James Ledbetter at Slate writes:

Some Netflix skeptics have been honest enough to admit their errors. In October 2006, Jim Cramer memorably donned sackcloth and ate a piece of a hat with the stock symbol NFLX on it. His sin: He told his viewers to sell Netflix at $19 a share. Today, it's trading at more than $130.

While its critics were flailing away, the company has continued to grow steadily and spread its influence well beyond the red envelope. One of Netflix's direct competitors, Blockbuster--which for years was supposed to put Netflix out of business--is teetering on the edge of bankruptcy.

It wasn't an unreasonable bet, though.  It's very common for innovative new companies to introduce a concept, and then go broke as established competitors, or owners of complementary assets, exploit their invention. Think of CAT scans, which made lots of money, but ultimately not for the company that introduced them.  TiVo, which has revolutionized cable provision, but struggled to make money itself.  Or Netscape, which went public with dreams of unseating Microsoft, but ultimately succumbed when Microsoft realized that it could offer free browsers forever in order to protect its other lucrative software markets--and Netscape couldn't.


So why did Netflix succeed where other innovators have failed?  My initial suspicion is simply that Blockbuster wasn't a very good company--management was too slow to react.  But I wonder if Blockbuster was even in a position to dominate Netflix.  Blockbuster had enormous capital investments that it could not easily shed: stores, a zillion copies of every movie, employees, and so forth.  Those costs meant that Netflix had a pretty significant cost advantage.  Ignoring all those and making another huge capital investment in Netflix-like service was a huge risk--one that Blockbuster didn't take until it was obvious that they had to, at which point it was too late.

On the other hand, Blockbuster had a lot of assets, especially brand name and a relationship with movie distributors.  I have to suspect that if they'd taken the threat seriously, early enough, they could have killed off Netflix.  So the problem wasn't so much that analysts underestimated Netflix, as that they overestimated Blockbuster.

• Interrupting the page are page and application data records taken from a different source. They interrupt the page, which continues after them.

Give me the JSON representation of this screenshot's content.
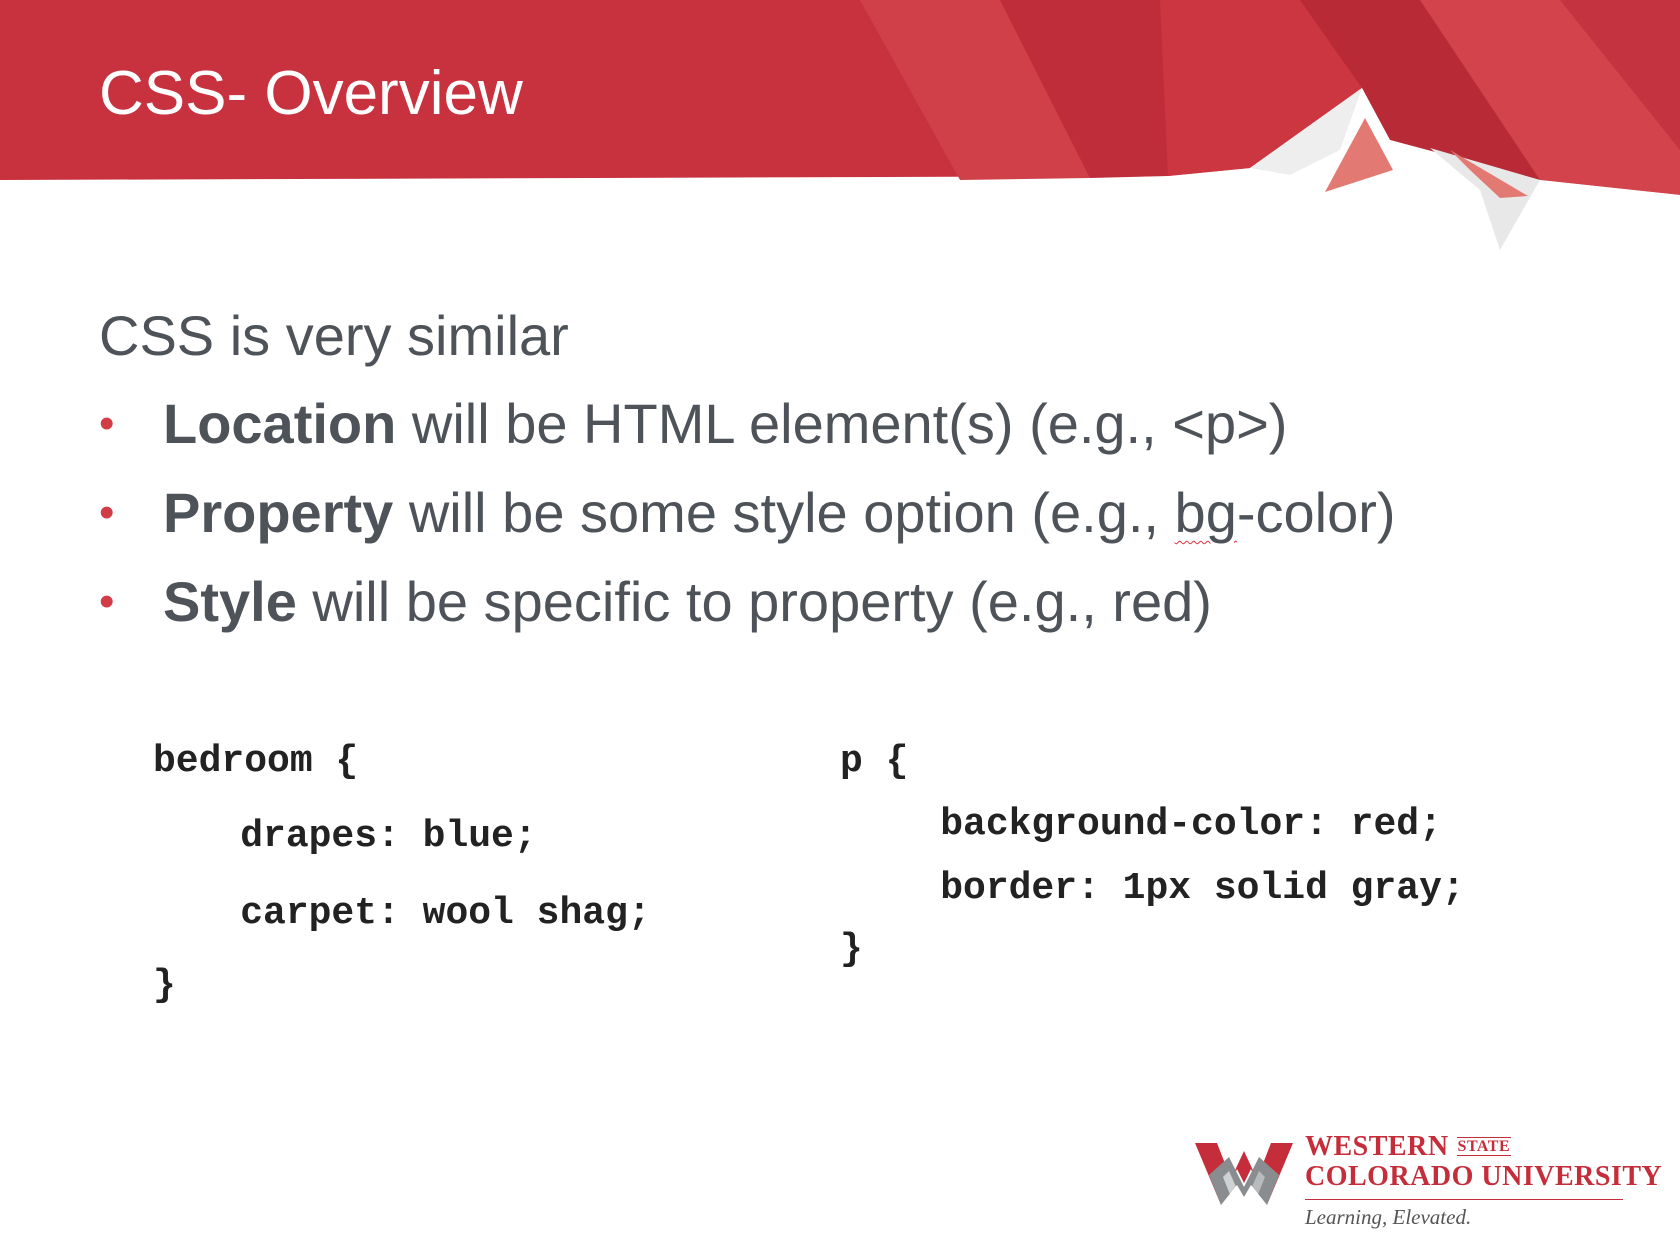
{
  "slide": {
    "title": "CSS- Overview",
    "intro": "CSS is very similar",
    "bullets": [
      {
        "term": "Location",
        "rest": " will be HTML element(s) (e.g., <p>)"
      },
      {
        "term": "Property",
        "rest_before": " will be some style option (e.g., ",
        "misspelled": "bg",
        "rest_after": "-color)"
      },
      {
        "term": "Style",
        "rest": " will be specific to property (e.g., red)"
      }
    ],
    "code_left": [
      "bedroom {",
      "    drapes: blue;",
      "    carpet: wool shag;",
      "}"
    ],
    "code_right": [
      "p {",
      "    background-color: red;",
      "    border: 1px solid gray;",
      "}"
    ]
  },
  "logo": {
    "line1": "WESTERN",
    "state": "STATE",
    "line2": "COLORADO UNIVERSITY",
    "tagline": "Learning, Elevated."
  },
  "colors": {
    "header_red": "#c8323f",
    "accent_red": "#d13c46",
    "body_text": "#4d5358"
  },
  "icons": [
    "bullet-dot",
    "mountain-graphic",
    "university-logo-mark"
  ]
}
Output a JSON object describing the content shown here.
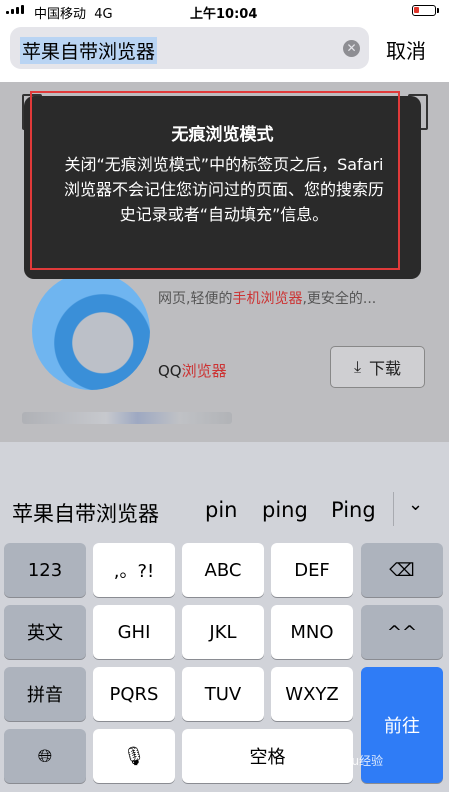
{
  "status_bar": {
    "carrier": "中国移动",
    "network": "4G",
    "time": "上午10:04"
  },
  "search": {
    "query": "苹果自带浏览器",
    "cancel_label": "取消",
    "clear_icon": "clear-icon"
  },
  "popup": {
    "title": "无痕浏览模式",
    "body": "关闭“无痕浏览模式”中的标签页之后，Safari浏览器不会记住您访问过的页面、您的搜索历史记录或者“自动填充”信息。"
  },
  "app_card": {
    "desc_prefix": "网页,轻便的",
    "desc_highlight": "手机浏览器",
    "desc_suffix": ",更安全的...",
    "name_prefix": "QQ",
    "name_highlight": "浏览器",
    "download_label": "下载"
  },
  "suggestions": [
    "苹果自带浏览器",
    "pin",
    "ping",
    "Ping"
  ],
  "keyboard": {
    "row1": [
      "123",
      ",。?!",
      "ABC",
      "DEF"
    ],
    "row2": [
      "英文",
      "GHI",
      "JKL",
      "MNO",
      "^^"
    ],
    "row3": [
      "拼音",
      "PQRS",
      "TUV",
      "WXYZ"
    ],
    "row4_space": "空格",
    "go_label": "前往"
  },
  "watermark": "Baidu经验",
  "colors": {
    "accent": "#2f7cf6",
    "highlight": "#cc3333",
    "annotation": "#e03a3a"
  }
}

We want to hear what you think about this article. Submit a letter to the editor or write to letters@theatlantic.com.